What the task requires — The lines you return must be all those in the data that hold the string "Utility".

Material for this task —
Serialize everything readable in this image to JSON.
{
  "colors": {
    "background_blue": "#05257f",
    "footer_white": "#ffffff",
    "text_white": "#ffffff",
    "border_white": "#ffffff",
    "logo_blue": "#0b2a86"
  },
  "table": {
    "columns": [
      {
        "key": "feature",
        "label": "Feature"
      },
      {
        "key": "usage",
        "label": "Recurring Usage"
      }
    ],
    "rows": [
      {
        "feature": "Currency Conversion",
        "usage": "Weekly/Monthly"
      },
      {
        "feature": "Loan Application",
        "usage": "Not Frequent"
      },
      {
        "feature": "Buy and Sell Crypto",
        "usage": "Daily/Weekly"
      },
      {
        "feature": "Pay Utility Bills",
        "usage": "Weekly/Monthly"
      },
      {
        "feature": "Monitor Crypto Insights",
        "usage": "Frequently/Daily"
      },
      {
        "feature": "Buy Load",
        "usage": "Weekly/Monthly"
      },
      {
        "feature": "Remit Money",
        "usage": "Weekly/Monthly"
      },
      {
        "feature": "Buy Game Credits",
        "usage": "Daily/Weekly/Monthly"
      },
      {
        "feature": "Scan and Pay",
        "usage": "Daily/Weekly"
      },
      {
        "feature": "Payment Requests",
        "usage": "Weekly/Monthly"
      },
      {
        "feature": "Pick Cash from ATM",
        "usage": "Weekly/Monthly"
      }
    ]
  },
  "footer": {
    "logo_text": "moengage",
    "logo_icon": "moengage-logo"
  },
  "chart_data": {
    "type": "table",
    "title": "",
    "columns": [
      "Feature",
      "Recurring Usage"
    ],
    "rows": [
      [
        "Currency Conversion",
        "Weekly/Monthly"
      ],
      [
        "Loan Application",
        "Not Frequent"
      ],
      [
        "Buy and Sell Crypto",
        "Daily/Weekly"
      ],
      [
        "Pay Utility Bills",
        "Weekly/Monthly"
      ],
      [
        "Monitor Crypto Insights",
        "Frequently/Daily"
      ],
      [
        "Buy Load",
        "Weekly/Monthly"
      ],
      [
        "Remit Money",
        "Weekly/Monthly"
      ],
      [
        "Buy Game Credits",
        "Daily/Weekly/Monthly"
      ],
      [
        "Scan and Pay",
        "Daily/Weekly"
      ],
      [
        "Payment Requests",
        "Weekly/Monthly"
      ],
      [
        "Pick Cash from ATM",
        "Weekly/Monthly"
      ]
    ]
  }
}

Result for this exercise —
        "feature": "Pay Utility Bills",
        "Pay Utility Bills",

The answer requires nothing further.